EXERCISE: The full set of entries below must be returned exactly as shown.

DATASET EXCERPTS:
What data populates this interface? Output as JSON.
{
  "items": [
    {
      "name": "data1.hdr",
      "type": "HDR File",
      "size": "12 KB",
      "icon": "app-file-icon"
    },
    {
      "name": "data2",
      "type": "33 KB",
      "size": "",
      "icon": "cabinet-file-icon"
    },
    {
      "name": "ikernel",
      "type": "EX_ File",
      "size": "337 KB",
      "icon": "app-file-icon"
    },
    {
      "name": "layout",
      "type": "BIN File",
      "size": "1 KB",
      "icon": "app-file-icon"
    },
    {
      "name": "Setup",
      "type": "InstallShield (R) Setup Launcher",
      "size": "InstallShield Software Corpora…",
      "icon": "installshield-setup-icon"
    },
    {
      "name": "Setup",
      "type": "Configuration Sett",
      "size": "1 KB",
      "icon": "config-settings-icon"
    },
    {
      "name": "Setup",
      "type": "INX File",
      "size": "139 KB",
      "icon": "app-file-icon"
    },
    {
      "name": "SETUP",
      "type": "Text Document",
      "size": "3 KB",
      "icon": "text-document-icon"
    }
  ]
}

RESULT:
What data populates this interface? Output as JSON.
{
  "items": [
    {
      "name": "data1.hdr",
      "type": "HDR File",
      "size": "12 KB",
      "icon": "app-file-icon"
    },
    {
      "name": "data2",
      "type": "33 KB",
      "size": "",
      "icon": "cabinet-file-icon"
    },
    {
      "name": "ikernel",
      "type": "EX_ File",
      "size": "337 KB",
      "icon": "app-file-icon"
    },
    {
      "name": "layout",
      "type": "BIN File",
      "size": "1 KB",
      "icon": "app-file-icon"
    },
    {
      "name": "Setup",
      "type": "InstallShield (R) Setup Launcher",
      "size": "InstallShield Software Corpora…",
      "icon": "installshield-setup-icon"
    },
    {
      "name": "Setup",
      "type": "Configuration Sett",
      "size": "1 KB",
      "icon": "config-settings-icon"
    },
    {
      "name": "Setup",
      "type": "INX File",
      "size": "139 KB",
      "icon": "app-file-icon"
    },
    {
      "name": "SETUP",
      "type": "Text Document",
      "size": "3 KB",
      "icon": "text-document-icon"
    }
  ]
}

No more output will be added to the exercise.